In May 2017, Islamic State-linked militants seized the Southern Philippines city of Marawi, sparking a brutal five-month battle, with Australia contributing a pair of RAAF AP-3C surveillance aircraft to assist Philippine security forces.
That assistance has continued with the Australian Defence Force conducting a little-reported training mission, imparting lessons learned in the fight against Islamic State in Iraq.
In a media briefing on ADF activities in the Philippines, Lieutenant Colonel Judd Finger, former commander of the Australian Joint Task Group 629 in the Philippines, said Daesh retained a residual capability in the southern Philippines, particularly in central Mindanao.
“That’s where we currently train the 6th Infantry Division. There are affiliated groups of Daesh still operating in the southern Philippines and the Sulu Archipelago,” he said.
Up to 100 ADF personnel are involved in the training in land, air and maritime streams. The Task Group initially deployed in October 2017 to train the Philippines military to enable them to deny Daesh safe havens.
Each service provides small mobile teams.
“The training we are providing is at the behest.
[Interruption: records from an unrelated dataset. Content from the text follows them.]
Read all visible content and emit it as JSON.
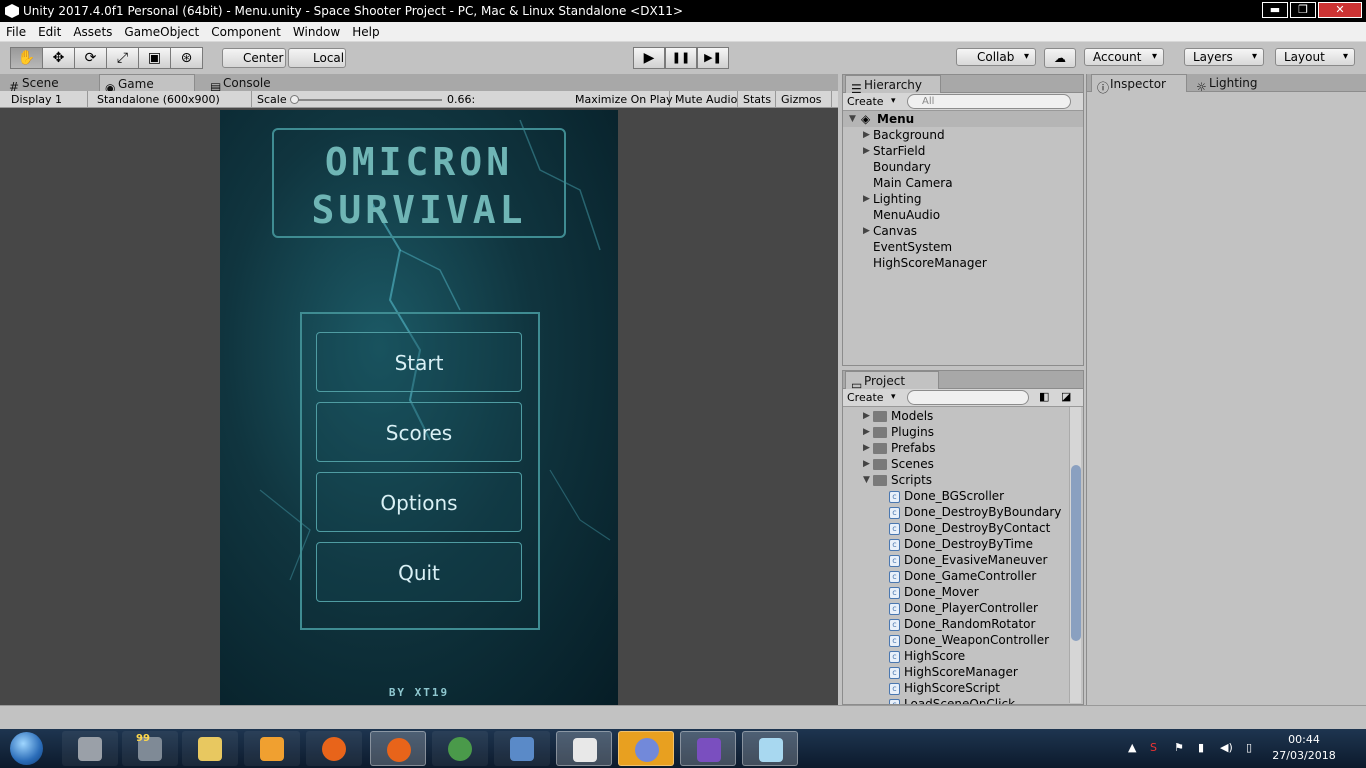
{
  "window": {
    "title": "Unity 2017.4.0f1 Personal (64bit) - Menu.unity - Space Shooter Project - PC, Mac & Linux Standalone <DX11>",
    "minimize": "▬",
    "maximize": "❐",
    "close": "✕"
  },
  "menubar": [
    "File",
    "Edit",
    "Assets",
    "GameObject",
    "Component",
    "Window",
    "Help"
  ],
  "toolbar": {
    "pivot_label": "Center",
    "space_label": "Local",
    "collab_label": "Collab",
    "account_label": "Account",
    "layers_label": "Layers",
    "layout_label": "Layout",
    "play_icon": "▶",
    "pause_icon": "❚❚",
    "step_icon": "▶❚"
  },
  "left_tabs": {
    "scene": "Scene",
    "game": "Game",
    "console": "Console"
  },
  "game_toolbar": {
    "display": "Display 1",
    "resolution": "Standalone (600x900)",
    "scale_label": "Scale",
    "scale_value": "0.66:",
    "scale_fraction": 0.0,
    "maximize": "Maximize On Play",
    "mute": "Mute Audio",
    "stats": "Stats",
    "gizmos": "Gizmos"
  },
  "game": {
    "title_line1": "OMICRON",
    "title_line2": "SURVIVAL",
    "buttons": [
      "Start",
      "Scores",
      "Options",
      "Quit"
    ],
    "credit": "BY XT19"
  },
  "hierarchy": {
    "tab": "Hierarchy",
    "create": "Create",
    "search_placeholder": "All",
    "scene_name": "Menu",
    "items": [
      {
        "label": "Background",
        "expandable": true
      },
      {
        "label": "StarField",
        "expandable": true
      },
      {
        "label": "Boundary",
        "expandable": false
      },
      {
        "label": "Main Camera",
        "expandable": false
      },
      {
        "label": "Lighting",
        "expandable": true
      },
      {
        "label": "MenuAudio",
        "expandable": false
      },
      {
        "label": "Canvas",
        "expandable": true
      },
      {
        "label": "EventSystem",
        "expandable": false
      },
      {
        "label": "HighScoreManager",
        "expandable": false
      }
    ]
  },
  "project": {
    "tab": "Project",
    "create": "Create",
    "folders": [
      "Models",
      "Plugins",
      "Prefabs",
      "Scenes",
      "Scripts"
    ],
    "scripts": [
      "Done_BGScroller",
      "Done_DestroyByBoundary",
      "Done_DestroyByContact",
      "Done_DestroyByTime",
      "Done_EvasiveManeuver",
      "Done_GameController",
      "Done_Mover",
      "Done_PlayerController",
      "Done_RandomRotator",
      "Done_WeaponController",
      "HighScore",
      "HighScoreManager",
      "HighScoreScript",
      "LoadSceneOnClick"
    ]
  },
  "inspector": {
    "tab": "Inspector",
    "lighting_tab": "Lighting"
  },
  "taskbar": {
    "time": "00:44",
    "date": "27/03/2018",
    "badge": "99"
  },
  "colors": {
    "editor_bg": "#c2c2c2",
    "game_accent": "#3f8c92",
    "taskbar": "#1e3550"
  }
}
More important the training we are providing is the training that the Philippines military requested of us, in particular, to help them remediate lessons from Marawi in urban close combat and operations in the maritime domain for patrol vessels,” LTCOL Finger said.
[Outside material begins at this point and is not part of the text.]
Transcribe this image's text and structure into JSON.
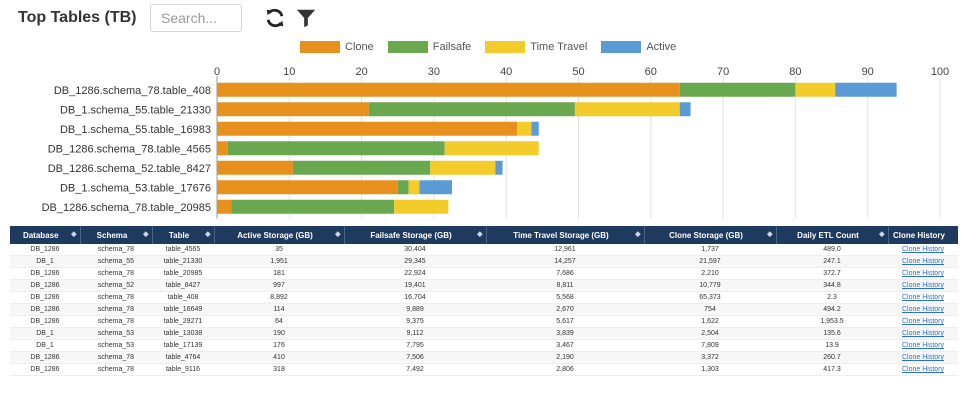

Australian Army teams visit military bases, providing four-six months of training for troops and Philippines personnel who can conduct training without further Australian involvement.
The training aims to prepare the Philippines soldiers to fight another Marawi-style event, including close combat shooting, sniping and counter-sniping, command and control and communications.
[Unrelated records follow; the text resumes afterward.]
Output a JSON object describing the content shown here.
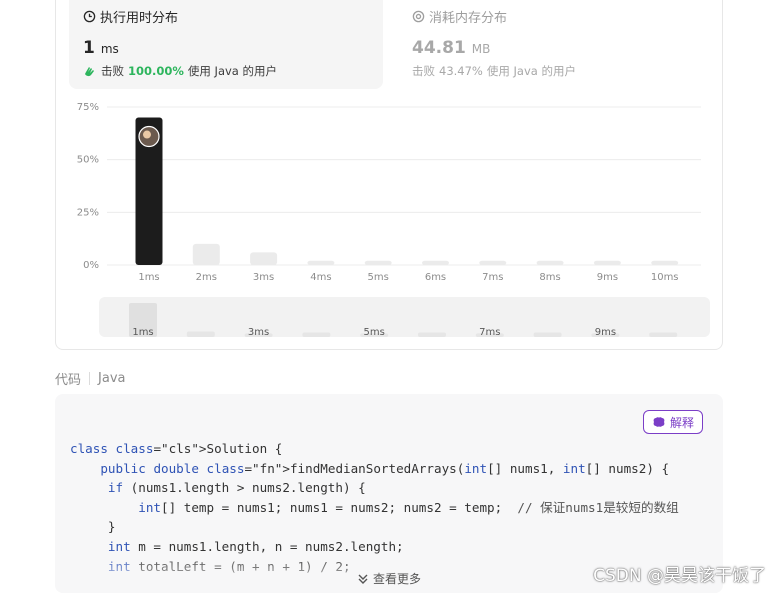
{
  "runtime_card": {
    "title": "执行用时分布",
    "value": "1",
    "unit": "ms",
    "beat_prefix": "击败",
    "beat_pct": "100.00%",
    "beat_suffix": "使用 Java 的用户"
  },
  "memory_card": {
    "title": "消耗内存分布",
    "value": "44.81",
    "unit": "MB",
    "beat_prefix": "击败",
    "beat_pct": "43.47%",
    "beat_suffix": "使用 Java 的用户"
  },
  "chart_data": {
    "type": "bar",
    "categories": [
      "1ms",
      "2ms",
      "3ms",
      "4ms",
      "5ms",
      "6ms",
      "7ms",
      "8ms",
      "9ms",
      "10ms"
    ],
    "values": [
      70,
      10,
      6,
      2,
      2,
      2,
      2,
      2,
      2,
      2
    ],
    "y_ticks": [
      "0%",
      "25%",
      "50%",
      "75%"
    ],
    "ylim": [
      0,
      75
    ],
    "grid": true,
    "highlight_index": 0,
    "colors": {
      "highlight": "#1c1c1c",
      "bar": "#ebebeb",
      "grid": "#ececec"
    },
    "minimap": {
      "values": [
        75,
        12,
        8,
        10,
        8,
        10,
        8,
        10,
        8,
        10
      ],
      "labels": [
        "1ms",
        "",
        "3ms",
        "",
        "5ms",
        "",
        "7ms",
        "",
        "9ms",
        ""
      ]
    }
  },
  "code_section": {
    "label": "代码",
    "language": "Java",
    "explain_label": "解释",
    "more_label": "查看更多",
    "lines": [
      "class Solution {",
      "    public double findMedianSortedArrays(int[] nums1, int[] nums2) {",
      "     if (nums1.length > nums2.length) {",
      "         int[] temp = nums1; nums1 = nums2; nums2 = temp;  // 保证nums1是较短的数组",
      "     }",
      "     int m = nums1.length, n = nums2.length;",
      "     int totalLeft = (m + n + 1) / 2;"
    ]
  },
  "watermark": "CSDN @昊昊该干饭了"
}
“It is world class training. It is a lot of lessons from our efforts in Mosul and our efforts over the last two decades in the Middle East,” he said.
So far 4,500 Philippines Army and Marine personnel have been trained, including members of four infantry divisions.
Current training is directed at the 6th Infantry Division and the 1st Scout Ranger Regiment, both currently involved in operations against Daesh.
Also under training are elements of the Philippines Marine Corps who operate in the Sulu Archipelago against Deash affiliated group Abu Sayyaf.
Australia provides maritime training by way of a small team which provides on land training to Philippines navy personnel.
More importantly, two Australian Armidale class patrol boats conduct quarterly three-week deployments to train personnel from Philippines navy patrol vessels in communications, conduct of boarding operations and damage control.
LTCOL Finger said these were all the skills needed for patrol boats conducting interdiction operations.
“Those training activities are with Philippines naval vessels which conduct active operations against Abu Sayyaf in the Sulu Archipelago,” he said.
Small RAAF teams conduct a number of training activities focusing on air operations in the urban environment.
“A lot of the lessons we learned in Mosul we are passing on to the Philippines air force,” he said.
He said the lessons from Mosul related to close air support, in particular reducing the risk of collateral damage and integrating air and land partners.
“Just the overall ability to put control measures in place in an urban environment so you can have accuracy and lethality while reducing collateral damage is an ongoing problem that all militaries want to improve upon,” he said.
“We learned a number of lessons with the integration of close air support supporting land forces in Mosul and we are passing some of those lessons learned to our Philippines partners.”
LTCOL Finger said this was solely a training mission with a strict mandate for no Australian involvement in combat operations.